• YOUR INSTRUCTIONS
Reproduce the records below word for word.

• THE DATA

┌──

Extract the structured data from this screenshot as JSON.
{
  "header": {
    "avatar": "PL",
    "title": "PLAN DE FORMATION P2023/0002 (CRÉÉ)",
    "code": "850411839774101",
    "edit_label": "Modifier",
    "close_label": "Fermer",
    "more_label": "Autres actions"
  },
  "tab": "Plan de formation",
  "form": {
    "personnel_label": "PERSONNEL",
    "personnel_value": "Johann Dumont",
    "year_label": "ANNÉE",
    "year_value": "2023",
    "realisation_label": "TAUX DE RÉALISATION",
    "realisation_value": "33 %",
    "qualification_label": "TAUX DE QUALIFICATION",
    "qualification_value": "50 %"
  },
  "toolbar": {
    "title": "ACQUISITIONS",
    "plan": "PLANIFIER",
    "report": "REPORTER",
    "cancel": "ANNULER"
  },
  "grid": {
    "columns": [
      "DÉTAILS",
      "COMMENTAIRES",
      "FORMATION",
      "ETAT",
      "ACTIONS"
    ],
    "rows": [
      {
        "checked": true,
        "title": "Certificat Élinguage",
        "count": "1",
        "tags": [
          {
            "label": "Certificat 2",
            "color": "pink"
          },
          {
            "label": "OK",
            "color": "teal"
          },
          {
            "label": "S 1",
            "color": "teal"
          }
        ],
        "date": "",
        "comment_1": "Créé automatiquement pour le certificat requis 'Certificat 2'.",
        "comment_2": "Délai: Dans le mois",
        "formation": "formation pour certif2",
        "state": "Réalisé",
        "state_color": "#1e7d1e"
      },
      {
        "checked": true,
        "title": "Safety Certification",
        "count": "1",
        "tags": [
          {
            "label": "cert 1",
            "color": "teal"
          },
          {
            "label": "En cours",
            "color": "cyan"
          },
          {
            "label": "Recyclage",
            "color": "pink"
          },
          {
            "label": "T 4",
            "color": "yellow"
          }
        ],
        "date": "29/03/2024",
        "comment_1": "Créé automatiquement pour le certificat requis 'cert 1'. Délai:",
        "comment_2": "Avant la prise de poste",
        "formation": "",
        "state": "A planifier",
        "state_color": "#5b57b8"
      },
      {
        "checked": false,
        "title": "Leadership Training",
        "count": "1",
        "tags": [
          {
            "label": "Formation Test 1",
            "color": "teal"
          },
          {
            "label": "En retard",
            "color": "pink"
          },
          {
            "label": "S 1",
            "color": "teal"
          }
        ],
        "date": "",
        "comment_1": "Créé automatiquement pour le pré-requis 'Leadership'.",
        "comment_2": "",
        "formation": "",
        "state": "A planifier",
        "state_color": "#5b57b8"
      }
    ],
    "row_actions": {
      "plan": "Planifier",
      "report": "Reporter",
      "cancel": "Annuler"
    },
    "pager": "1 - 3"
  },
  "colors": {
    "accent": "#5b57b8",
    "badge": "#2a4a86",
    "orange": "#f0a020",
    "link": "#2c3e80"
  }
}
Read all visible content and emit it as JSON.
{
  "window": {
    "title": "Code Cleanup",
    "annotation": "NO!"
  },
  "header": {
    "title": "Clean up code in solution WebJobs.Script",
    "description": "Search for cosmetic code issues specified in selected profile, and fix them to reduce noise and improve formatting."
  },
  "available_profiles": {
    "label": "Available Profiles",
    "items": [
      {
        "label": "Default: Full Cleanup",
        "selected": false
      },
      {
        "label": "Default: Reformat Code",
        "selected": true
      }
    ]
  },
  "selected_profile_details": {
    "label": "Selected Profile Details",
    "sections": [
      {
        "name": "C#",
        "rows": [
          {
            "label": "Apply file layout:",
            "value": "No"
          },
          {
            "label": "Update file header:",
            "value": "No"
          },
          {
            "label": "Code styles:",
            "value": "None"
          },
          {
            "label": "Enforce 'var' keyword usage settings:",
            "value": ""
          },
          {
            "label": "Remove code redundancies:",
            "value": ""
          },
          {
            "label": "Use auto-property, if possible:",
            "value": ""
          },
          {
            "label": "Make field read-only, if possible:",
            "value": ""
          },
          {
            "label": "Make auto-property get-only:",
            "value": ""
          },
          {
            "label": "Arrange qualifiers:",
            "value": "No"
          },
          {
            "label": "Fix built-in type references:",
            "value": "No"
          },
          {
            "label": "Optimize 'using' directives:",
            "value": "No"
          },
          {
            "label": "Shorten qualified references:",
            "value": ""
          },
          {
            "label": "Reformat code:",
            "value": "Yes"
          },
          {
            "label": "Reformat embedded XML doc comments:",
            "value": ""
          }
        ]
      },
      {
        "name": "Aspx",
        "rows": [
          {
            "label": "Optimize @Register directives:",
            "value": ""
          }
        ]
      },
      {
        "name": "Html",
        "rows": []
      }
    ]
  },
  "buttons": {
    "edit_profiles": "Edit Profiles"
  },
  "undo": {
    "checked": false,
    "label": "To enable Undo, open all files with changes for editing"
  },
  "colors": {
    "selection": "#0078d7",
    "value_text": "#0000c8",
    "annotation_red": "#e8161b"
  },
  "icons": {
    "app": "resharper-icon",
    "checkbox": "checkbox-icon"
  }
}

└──

• YOUR RESPONSE
Extract the structured data from this screenshot as JSON.
{
  "header": {
    "avatar": "PL",
    "title": "PLAN DE FORMATION P2023/0002 (CRÉÉ)",
    "code": "850411839774101",
    "edit_label": "Modifier",
    "close_label": "Fermer",
    "more_label": "Autres actions"
  },
  "tab": "Plan de formation",
  "form": {
    "personnel_label": "PERSONNEL",
    "personnel_value": "Johann Dumont",
    "year_label": "ANNÉE",
    "year_value": "2023",
    "realisation_label": "TAUX DE RÉALISATION",
    "realisation_value": "33 %",
    "qualification_label": "TAUX DE QUALIFICATION",
    "qualification_value": "50 %"
  },
  "toolbar": {
    "title": "ACQUISITIONS",
    "plan": "PLANIFIER",
    "report": "REPORTER",
    "cancel": "ANNULER"
  },
  "grid": {
    "columns": [
      "DÉTAILS",
      "COMMENTAIRES",
      "FORMATION",
      "ETAT",
      "ACTIONS"
    ],
    "rows": [
      {
        "checked": true,
        "title": "Certificat Élinguage",
        "count": "1",
        "tags": [
          {
            "label": "Certificat 2",
            "color": "pink"
          },
          {
            "label": "OK",
            "color": "teal"
          },
          {
            "label": "S 1",
            "color": "teal"
          }
        ],
        "date": "",
        "comment_1": "Créé automatiquement pour le certificat requis 'Certificat 2'.",
        "comment_2": "Délai: Dans le mois",
        "formation": "formation pour certif2",
        "state": "Réalisé",
        "state_color": "#1e7d1e"
      },
      {
        "checked": true,
        "title": "Safety Certification",
        "count": "1",
        "tags": [
          {
            "label": "cert 1",
            "color": "teal"
          },
          {
            "label": "En cours",
            "color": "cyan"
          },
          {
            "label": "Recyclage",
            "color": "pink"
          },
          {
            "label": "T 4",
            "color": "yellow"
          }
        ],
        "date": "29/03/2024",
        "comment_1": "Créé automatiquement pour le certificat requis 'cert 1'. Délai:",
        "comment_2": "Avant la prise de poste",
        "formation": "",
        "state": "A planifier",
        "state_color": "#5b57b8"
      },
      {
        "checked": false,
        "title": "Leadership Training",
        "count": "1",
        "tags": [
          {
            "label": "Formation Test 1",
            "color": "teal"
          },
          {
            "label": "En retard",
            "color": "pink"
          },
          {
            "label": "S 1",
            "color": "teal"
          }
        ],
        "date": "",
        "comment_1": "Créé automatiquement pour le pré-requis 'Leadership'.",
        "comment_2": "",
        "formation": "",
        "state": "A planifier",
        "state_color": "#5b57b8"
      }
    ],
    "row_actions": {
      "plan": "Planifier",
      "report": "Reporter",
      "cancel": "Annuler"
    },
    "pager": "1 - 3"
  },
  "colors": {
    "accent": "#5b57b8",
    "badge": "#2a4a86",
    "orange": "#f0a020",
    "link": "#2c3e80"
  }
}
Read all visible content and emit it as JSON.
{
  "window": {
    "title": "Code Cleanup",
    "annotation": "NO!"
  },
  "header": {
    "title": "Clean up code in solution WebJobs.Script",
    "description": "Search for cosmetic code issues specified in selected profile, and fix them to reduce noise and improve formatting."
  },
  "available_profiles": {
    "label": "Available Profiles",
    "items": [
      {
        "label": "Default: Full Cleanup",
        "selected": false
      },
      {
        "label": "Default: Reformat Code",
        "selected": true
      }
    ]
  },
  "selected_profile_details": {
    "label": "Selected Profile Details",
    "sections": [
      {
        "name": "C#",
        "rows": [
          {
            "label": "Apply file layout:",
            "value": "No"
          },
          {
            "label": "Update file header:",
            "value": "No"
          },
          {
            "label": "Code styles:",
            "value": "None"
          },
          {
            "label": "Enforce 'var' keyword usage settings:",
            "value": ""
          },
          {
            "label": "Remove code redundancies:",
            "value": ""
          },
          {
            "label": "Use auto-property, if possible:",
            "value": ""
          },
          {
            "label": "Make field read-only, if possible:",
            "value": ""
          },
          {
            "label": "Make auto-property get-only:",
            "value": ""
          },
          {
            "label": "Arrange qualifiers:",
            "value": "No"
          },
          {
            "label": "Fix built-in type references:",
            "value": "No"
          },
          {
            "label": "Optimize 'using' directives:",
            "value": "No"
          },
          {
            "label": "Shorten qualified references:",
            "value": ""
          },
          {
            "label": "Reformat code:",
            "value": "Yes"
          },
          {
            "label": "Reformat embedded XML doc comments:",
            "value": ""
          }
        ]
      },
      {
        "name": "Aspx",
        "rows": [
          {
            "label": "Optimize @Register directives:",
            "value": ""
          }
        ]
      },
      {
        "name": "Html",
        "rows": []
      }
    ]
  },
  "buttons": {
    "edit_profiles": "Edit Profiles"
  },
  "undo": {
    "checked": false,
    "label": "To enable Undo, open all files with changes for editing"
  },
  "colors": {
    "selection": "#0078d7",
    "value_text": "#0000c8",
    "annotation_red": "#e8161b"
  },
  "icons": {
    "app": "resharper-icon",
    "checkbox": "checkbox-icon"
  }
}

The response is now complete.